I have been a hybrid worker, working mostly from home and client sites, since the very earliest days of Z/Yen, in 1994. So from a work point of view, the lockdown changes were mostly about planning and implementing changes to working practices around other people’s work rather than my own. Still, that kept my mind exercised a fair bit at the start of lockdown.
More profound were the changes to my non-work lifestyle. Under normal circumstances, during the working week, I work from the flat and Janie works from her surgery in the house. But lockdown required us to change all that; there’d be no surgery during full lockdown and we both locked down together at the house. Yes, we are still talking to each other (and not just through our solicitors).
I deployed my foresight skills a few days before lockdown was formally announced and ordered some gym equipment and a half-sized table tennis table that would take pride of place in the temporarily disused surgery for both lockdowns. Janie and I are very keen tennis players; while table tennis was not quite the same thing, it did at least keep the hand-eye co-ordination and competitive spirit going during lockdown.

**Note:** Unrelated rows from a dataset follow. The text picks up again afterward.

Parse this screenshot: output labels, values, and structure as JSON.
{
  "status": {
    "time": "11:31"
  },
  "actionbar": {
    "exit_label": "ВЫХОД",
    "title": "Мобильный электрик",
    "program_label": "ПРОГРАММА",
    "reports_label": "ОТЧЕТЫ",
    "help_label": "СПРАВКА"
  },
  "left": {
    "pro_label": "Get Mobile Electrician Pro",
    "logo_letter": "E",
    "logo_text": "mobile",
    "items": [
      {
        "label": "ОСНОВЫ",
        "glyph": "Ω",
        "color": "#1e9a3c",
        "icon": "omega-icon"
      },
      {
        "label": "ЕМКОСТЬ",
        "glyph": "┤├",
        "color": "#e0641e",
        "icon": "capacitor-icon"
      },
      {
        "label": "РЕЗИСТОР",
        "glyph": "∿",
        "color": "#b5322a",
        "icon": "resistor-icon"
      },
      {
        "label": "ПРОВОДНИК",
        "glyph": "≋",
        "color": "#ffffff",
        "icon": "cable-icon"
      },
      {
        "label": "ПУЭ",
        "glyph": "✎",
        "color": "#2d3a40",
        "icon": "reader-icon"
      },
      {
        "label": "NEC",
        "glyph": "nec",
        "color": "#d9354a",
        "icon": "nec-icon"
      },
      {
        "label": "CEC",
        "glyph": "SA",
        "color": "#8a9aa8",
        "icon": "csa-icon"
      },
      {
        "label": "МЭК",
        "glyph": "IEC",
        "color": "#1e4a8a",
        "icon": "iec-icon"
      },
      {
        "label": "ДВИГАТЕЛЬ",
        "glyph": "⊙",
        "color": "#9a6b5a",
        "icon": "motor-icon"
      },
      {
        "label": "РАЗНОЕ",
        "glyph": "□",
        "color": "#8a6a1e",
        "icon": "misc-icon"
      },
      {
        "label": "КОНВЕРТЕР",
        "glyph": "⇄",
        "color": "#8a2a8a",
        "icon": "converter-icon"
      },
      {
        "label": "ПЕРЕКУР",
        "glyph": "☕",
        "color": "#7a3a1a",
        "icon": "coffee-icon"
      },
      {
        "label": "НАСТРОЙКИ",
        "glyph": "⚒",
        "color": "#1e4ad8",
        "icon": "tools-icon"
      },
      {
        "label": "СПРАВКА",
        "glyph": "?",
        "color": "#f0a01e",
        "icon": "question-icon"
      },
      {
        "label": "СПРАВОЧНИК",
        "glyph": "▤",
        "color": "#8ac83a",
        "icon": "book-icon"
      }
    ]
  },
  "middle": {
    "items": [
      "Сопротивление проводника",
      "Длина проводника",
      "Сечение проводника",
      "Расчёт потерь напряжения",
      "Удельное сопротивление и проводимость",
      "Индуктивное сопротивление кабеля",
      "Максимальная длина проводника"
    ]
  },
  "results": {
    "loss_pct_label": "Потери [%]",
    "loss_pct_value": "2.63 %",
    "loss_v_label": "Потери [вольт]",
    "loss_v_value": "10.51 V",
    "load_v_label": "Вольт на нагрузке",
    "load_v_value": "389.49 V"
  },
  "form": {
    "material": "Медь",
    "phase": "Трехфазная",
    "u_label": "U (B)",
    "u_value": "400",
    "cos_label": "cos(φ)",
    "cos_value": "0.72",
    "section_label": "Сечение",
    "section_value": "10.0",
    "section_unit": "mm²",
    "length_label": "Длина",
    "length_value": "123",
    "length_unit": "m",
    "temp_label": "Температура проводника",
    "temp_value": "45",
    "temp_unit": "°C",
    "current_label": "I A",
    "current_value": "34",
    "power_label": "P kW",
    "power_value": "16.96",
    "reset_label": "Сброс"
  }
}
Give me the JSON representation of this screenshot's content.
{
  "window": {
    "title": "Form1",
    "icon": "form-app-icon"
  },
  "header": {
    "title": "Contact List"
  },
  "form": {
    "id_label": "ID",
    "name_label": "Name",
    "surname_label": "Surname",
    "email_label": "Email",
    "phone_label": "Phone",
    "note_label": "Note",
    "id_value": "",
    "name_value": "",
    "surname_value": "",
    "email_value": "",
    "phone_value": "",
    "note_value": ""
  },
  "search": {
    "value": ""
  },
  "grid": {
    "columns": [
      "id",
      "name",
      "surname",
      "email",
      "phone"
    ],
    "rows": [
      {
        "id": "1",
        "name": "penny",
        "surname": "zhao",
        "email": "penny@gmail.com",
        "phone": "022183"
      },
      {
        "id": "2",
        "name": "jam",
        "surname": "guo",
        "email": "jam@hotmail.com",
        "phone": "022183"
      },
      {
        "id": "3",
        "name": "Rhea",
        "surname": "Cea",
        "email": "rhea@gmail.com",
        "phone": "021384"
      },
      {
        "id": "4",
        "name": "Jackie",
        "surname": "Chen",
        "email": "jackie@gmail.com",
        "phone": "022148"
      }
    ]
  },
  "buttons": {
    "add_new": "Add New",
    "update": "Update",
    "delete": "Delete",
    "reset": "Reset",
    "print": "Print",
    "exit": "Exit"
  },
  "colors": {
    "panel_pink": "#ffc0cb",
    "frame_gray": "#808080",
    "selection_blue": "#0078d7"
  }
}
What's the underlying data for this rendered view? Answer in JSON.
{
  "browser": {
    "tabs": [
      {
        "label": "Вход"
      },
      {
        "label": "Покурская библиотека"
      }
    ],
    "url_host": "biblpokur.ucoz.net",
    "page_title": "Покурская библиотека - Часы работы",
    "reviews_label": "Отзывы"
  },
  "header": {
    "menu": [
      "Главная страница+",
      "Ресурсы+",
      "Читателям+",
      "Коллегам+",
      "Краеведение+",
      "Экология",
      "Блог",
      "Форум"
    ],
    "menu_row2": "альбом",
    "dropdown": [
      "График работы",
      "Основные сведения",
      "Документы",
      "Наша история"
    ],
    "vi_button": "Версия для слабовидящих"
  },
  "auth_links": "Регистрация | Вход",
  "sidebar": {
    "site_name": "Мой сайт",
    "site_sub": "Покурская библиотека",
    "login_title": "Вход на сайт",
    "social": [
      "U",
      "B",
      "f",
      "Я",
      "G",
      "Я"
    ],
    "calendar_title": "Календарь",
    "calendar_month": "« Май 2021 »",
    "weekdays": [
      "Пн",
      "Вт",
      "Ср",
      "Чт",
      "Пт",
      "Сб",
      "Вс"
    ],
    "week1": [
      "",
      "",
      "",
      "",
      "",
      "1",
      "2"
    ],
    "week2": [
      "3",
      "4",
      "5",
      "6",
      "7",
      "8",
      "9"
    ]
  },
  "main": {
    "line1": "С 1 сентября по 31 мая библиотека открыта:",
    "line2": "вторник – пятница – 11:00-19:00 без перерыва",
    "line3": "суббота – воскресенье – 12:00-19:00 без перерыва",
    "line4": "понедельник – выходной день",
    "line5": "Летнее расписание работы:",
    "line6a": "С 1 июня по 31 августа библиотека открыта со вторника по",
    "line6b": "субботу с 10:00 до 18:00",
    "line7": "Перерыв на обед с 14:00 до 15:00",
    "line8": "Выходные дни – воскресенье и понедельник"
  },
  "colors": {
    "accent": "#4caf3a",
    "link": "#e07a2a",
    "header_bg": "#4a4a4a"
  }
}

We also threw ourselves into doing charity work; both of us getting heavily involved in FoodCycle, which we shall continue post-pandemic and both acting as NHS Volunteer Responders. Janie pulled away from the latter role quite early in the pandemic to train as a Samaritan, which is a significant commitment. She is now a fully-fledged Samaritan probationer and will shed her “P” plates in August 2021.
But there is no denying that life during lockdown has been bland compared with our regular life. We have seen so much severe hardship through our charity work that it feels churlish even to mention the relatively cosseted blandness. But the withdrawal of everyday liberties affects everyone in society, however privileged and/or adaptive we might or might not be.
Everyone’s world got smaller for the lockdowns. Although Janie and I are optimistic about the post-lockdown future, we also have some trepidation about emerging from that smaller world into the big but changed place that is our post-pandemic world.
I am reminded of the final lines of the play Waiting For Godot by Samuel Beckett:
"Vladimir: Well, shall we go?
Estragon: Yes, let's go.
(They do not move)."